Tooth Coloured Fillings

There are many different types of filling materials available today. However, there is no one material that is ideal for every scenario. Your dentist will be able to guide you in deciding which material is best suited to your individual needs.

Tooth coloured fillings are a more attractive alternative to traditional silver amalgam fillings. They don’t stand out and are virtually undetectable. We primarily use 2 families of tooth coloured filling materials.

Composite Resin

Composite resin is the most commonly used tooth coloured filling material. Like traditional amalgam, it is placed directly into the cavity. However, unlike amalgam, it is designed to blend with the natural colour of your teeth and actually bonds to the tooth structure.

Composite resin can be used to treat front and back teeth. However, for large restorations in molar teeth, composite resin may not be suitable as it is not as strong as other restorative materials.  In these situations your dentist may recommend other more suitable long term options such as a crown. Composite resin restorations are technique sensitive and take longer to place than traditional amalgam fillings. As such, they tend to be more expensive than amalgam fillings, but with a superior aesthetic outcome.

Ceramic Inlays

Inlays are fillings that are used on teeth that are more broken down and need protection from the forces associated with chewing or tooth grinding. In years gone by, these fillings were made from gold but recent technological advances have seen development of ceramic inlays.

Inlays are “indirect” restorations meaning they are made by our laboratory technician. Like dental crowns, the process is completed over 2 appointments.
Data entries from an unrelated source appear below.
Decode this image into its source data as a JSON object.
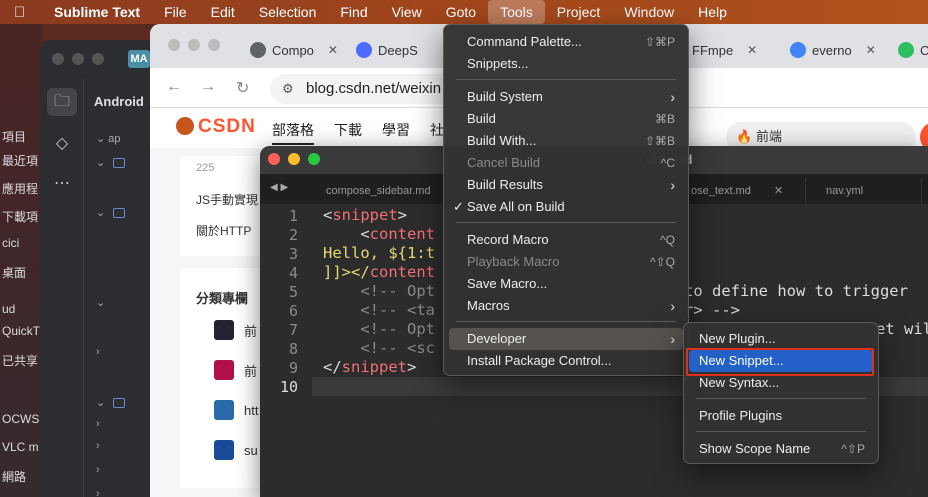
{
  "menubar": {
    "app_name": "Sublime Text",
    "items": [
      "File",
      "Edit",
      "Selection",
      "Find",
      "View",
      "Goto",
      "Tools",
      "Project",
      "Window",
      "Help"
    ],
    "active": "Tools"
  },
  "desktop_strip": [
    "項目",
    "最近項",
    "應用程",
    "下載項",
    "cici",
    "桌面",
    "ud",
    "QuickT",
    "已共享",
    "OCWS",
    "VLC m",
    "網路"
  ],
  "studio": {
    "badge": "MA",
    "panel_title": "Android",
    "tree_label": "ap"
  },
  "browser": {
    "tabs": [
      {
        "label": "Compo",
        "color": "#5f6368"
      },
      {
        "label": "DeepS",
        "color": "#4d6bfe"
      },
      {
        "label": "FFmpe",
        "color": "#333333"
      },
      {
        "label": "everno",
        "color": "#4285f4"
      },
      {
        "label": "C",
        "color": "#2dbe60"
      }
    ],
    "url": "blog.csdn.net/weixin",
    "csdn": {
      "logo": "CSDN",
      "nav": [
        "部落格",
        "下載",
        "學習",
        "社"
      ],
      "search_text": "前端",
      "count": "225",
      "line1": "JS手動實現",
      "line2": "關於HTTP",
      "section_title": "分類專欄",
      "categories": [
        "前",
        "前",
        "htt",
        "su"
      ]
    }
  },
  "sublime": {
    "title": "untitled",
    "tabs": [
      "compose_sidebar.md",
      "ose_text.md",
      "nav.yml"
    ],
    "line_numbers": [
      "1",
      "2",
      "3",
      "4",
      "5",
      "6",
      "7",
      "8",
      "9",
      "10"
    ],
    "code": {
      "l1_open": "<",
      "l1_tag": "snippet",
      "l1_close": ">",
      "l2_indent": "    ",
      "l2_open": "<",
      "l2_tag": "content",
      "l3_text": "Hello, ${1:t",
      "l4_pre": "]]></",
      "l4_tag": "content",
      "l5": "    <!-- Opt",
      "l5_tail": "to define how to trigger",
      "l6": "    <!-- <ta",
      "l6_tail": "r> -->",
      "l7": "    <!-- Opt",
      "l7_tail": "et wil",
      "l8": "    <!-- <sc",
      "l9_open": "</",
      "l9_tag": "snippet",
      "l9_close": ">"
    }
  },
  "tools_menu": {
    "items": [
      {
        "label": "Command Palette...",
        "shortcut": "⇧⌘P"
      },
      {
        "label": "Snippets..."
      },
      {
        "label": "Build System",
        "submenu": true
      },
      {
        "label": "Build",
        "shortcut": "⌘B"
      },
      {
        "label": "Build With...",
        "shortcut": "⇧⌘B"
      },
      {
        "label": "Cancel Build",
        "shortcut": "^C",
        "disabled": true
      },
      {
        "label": "Build Results",
        "submenu": true
      },
      {
        "label": "Save All on Build",
        "checked": true
      },
      {
        "label": "Record Macro",
        "shortcut": "^Q"
      },
      {
        "label": "Playback Macro",
        "shortcut": "^⇧Q",
        "disabled": true
      },
      {
        "label": "Save Macro..."
      },
      {
        "label": "Macros",
        "submenu": true
      },
      {
        "label": "Developer",
        "submenu": true,
        "highlighted": true
      },
      {
        "label": "Install Package Control..."
      }
    ]
  },
  "developer_menu": {
    "items": [
      {
        "label": "New Plugin..."
      },
      {
        "label": "New Snippet...",
        "selected": true
      },
      {
        "label": "New Syntax..."
      },
      {
        "label": "Profile Plugins"
      },
      {
        "label": "Show Scope Name",
        "shortcut": "^⇧P"
      }
    ]
  },
  "colors": {
    "selection": "#2360c8",
    "annotation_box": "#e0301e",
    "csdn_brand": "#fc5531"
  }
}
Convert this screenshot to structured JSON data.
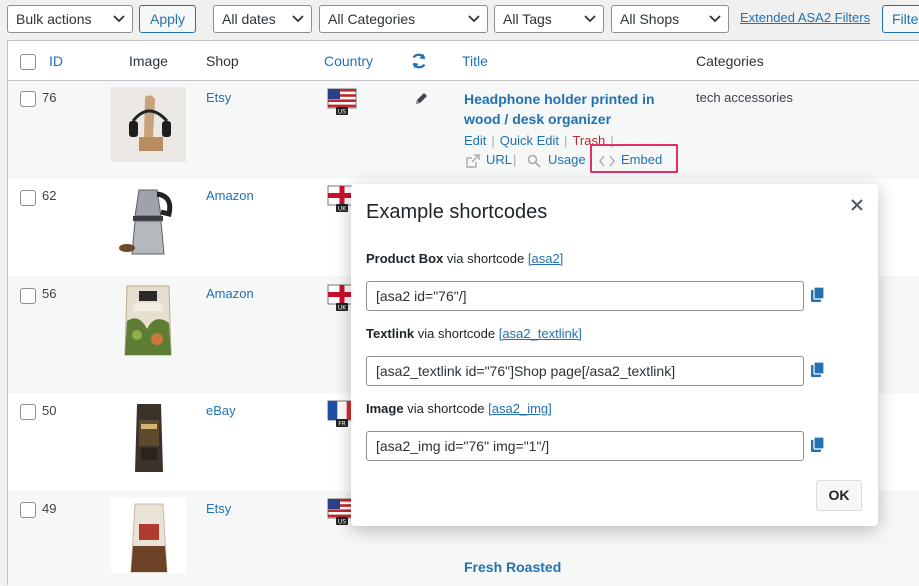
{
  "toolbar": {
    "bulk_actions": "Bulk actions",
    "apply": "Apply",
    "dates": "All dates",
    "categories": "All Categories",
    "tags": "All Tags",
    "shops": "All Shops",
    "extended_filters": "Extended ASA2 Filters",
    "filter": "Filte"
  },
  "columns": {
    "id": "ID",
    "image": "Image",
    "shop": "Shop",
    "country": "Country",
    "refresh_icon": "refresh-icon",
    "title": "Title",
    "categories": "Categories"
  },
  "rows": [
    {
      "id": "76",
      "shop": "Etsy",
      "country": "US",
      "title": "Headphone holder printed in wood / desk organizer",
      "category": "tech accessories",
      "image": "headphone-stand"
    },
    {
      "id": "62",
      "shop": "Amazon",
      "country": "UK",
      "image": "moka-pot"
    },
    {
      "id": "56",
      "shop": "Amazon",
      "country": "UK",
      "image": "coffee-bag-taylors"
    },
    {
      "id": "50",
      "shop": "eBay",
      "country": "FR",
      "image": "coffee-bag-dark"
    },
    {
      "id": "49",
      "shop": "Etsy",
      "country": "US",
      "title": "Fresh Roasted",
      "image": "coffee-bag-clear"
    }
  ],
  "row_actions": {
    "edit": "Edit",
    "quick_edit": "Quick Edit",
    "trash": "Trash",
    "url": "URL",
    "usage": "Usage",
    "embed": "Embed"
  },
  "modal": {
    "title": "Example shortcodes",
    "sections": [
      {
        "label": "Product Box",
        "via": "via shortcode",
        "shortcode": "[asa2]",
        "value": "[asa2 id=\"76\"/]"
      },
      {
        "label": "Textlink",
        "via": "via shortcode",
        "shortcode": "[asa2_textlink]",
        "value": "[asa2_textlink id=\"76\"]Shop page[/asa2_textlink]"
      },
      {
        "label": "Image",
        "via": "via shortcode",
        "shortcode": "[asa2_img]",
        "value": "[asa2_img id=\"76\" img=\"1\"/]"
      }
    ],
    "ok": "OK"
  },
  "colors": {
    "link": "#2271b1",
    "trash": "#b32d2e",
    "highlight": "#e1306c",
    "border": "#c3c4c7"
  }
}
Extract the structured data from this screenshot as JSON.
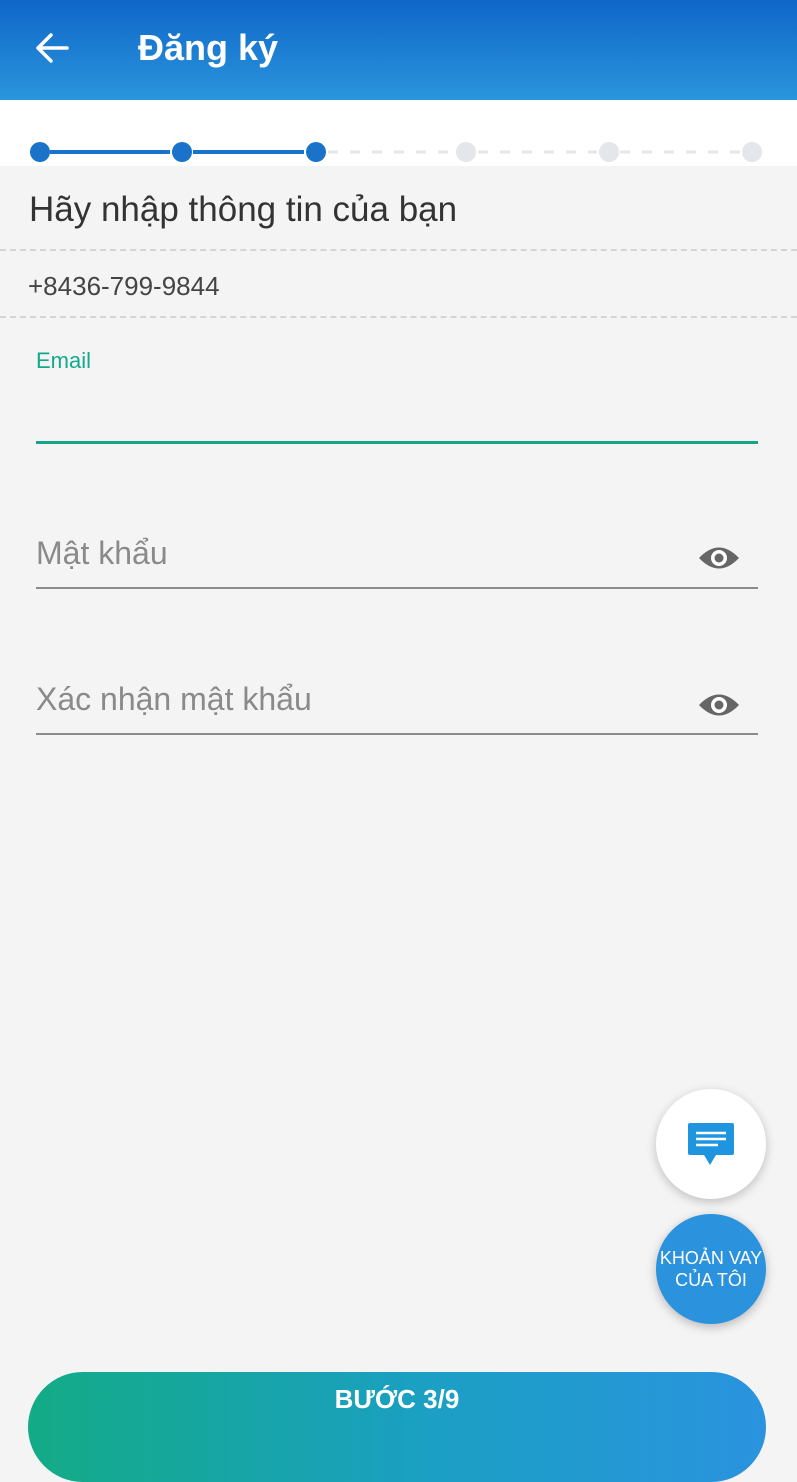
{
  "header": {
    "back_icon": "arrow-left-icon",
    "title": "Đăng ký"
  },
  "stepper": {
    "total_steps": 6,
    "completed_steps": 3,
    "active_color": "#1a73c9",
    "inactive_color": "#e3e6ea"
  },
  "form": {
    "title": "Hãy nhập thông tin của bạn",
    "phone": "+8436-799-9844",
    "email": {
      "label": "Email",
      "value": ""
    },
    "password": {
      "placeholder": "Mật khẩu",
      "toggle_icon": "eye-icon"
    },
    "confirm_password": {
      "placeholder": "Xác nhận mật khẩu",
      "toggle_icon": "eye-icon"
    }
  },
  "fabs": {
    "chat_icon": "chat-message-icon",
    "loans_line1": "KHOẢN VAY",
    "loans_line2": "CỦA TÔI"
  },
  "footer": {
    "step_label": "BƯỚC 3/9"
  },
  "colors": {
    "header_gradient_top": "#0f66c8",
    "header_gradient_bottom": "#2a95dc",
    "accent_green": "#17a386",
    "fab_blue": "#2b92dd"
  }
}
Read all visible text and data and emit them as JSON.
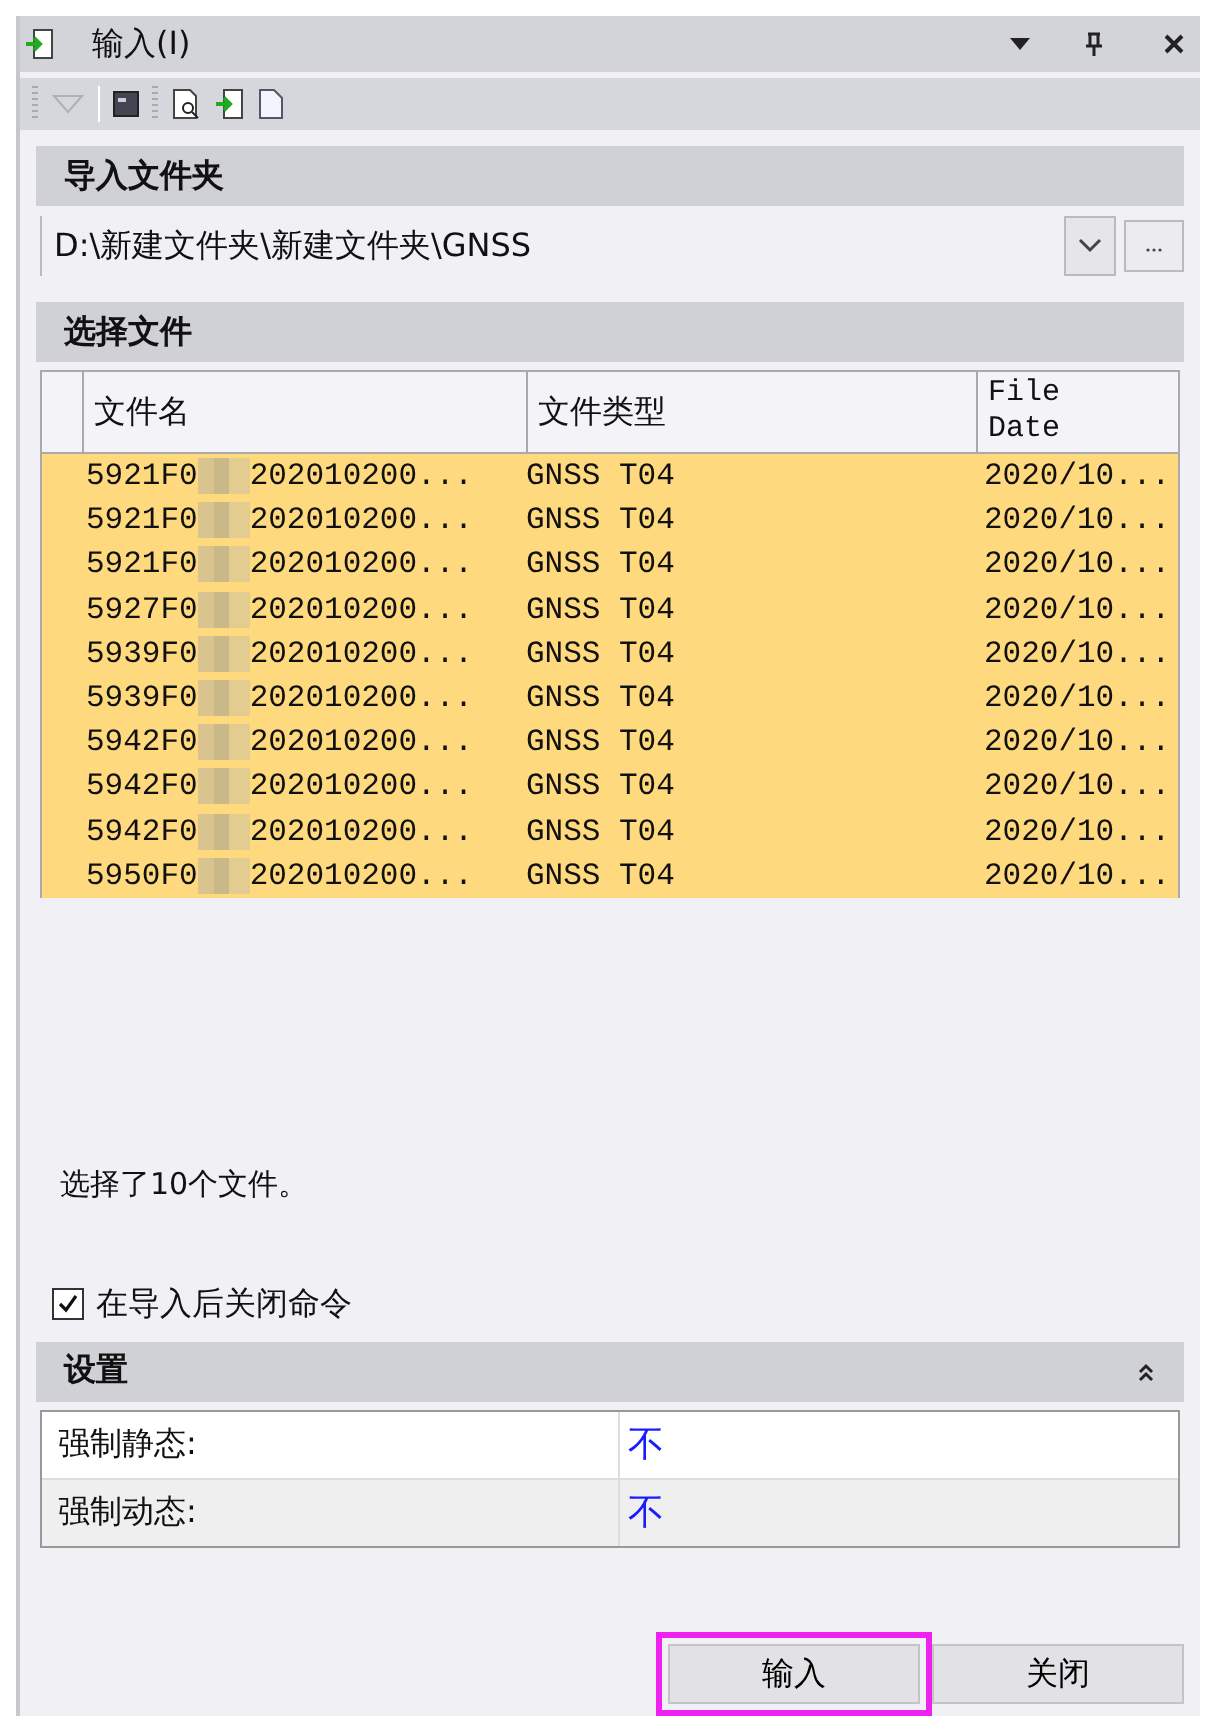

During the first appointment, any decay is removed from the tooth and the shape of the cavity is refined. An impression is taken and a temporary filling placed. The impression is then sent to the laboratory where a porcelain restoration is crafted to mimic the remaining natural tooth structure and blend in with the adjacent teeth. At the second appointment, this filling is checked for perfection before being bonded into the cavity. The end result is a strong and beautiful tooth.

Ceramic inlays are successful in such circumstances because of their strength when compared to directly placed filling materials. As such, they are often used in large cavities in molar teeth.

We hope you now understand a little more about tooth coloured fillings. If you have any further questions, please contact us here.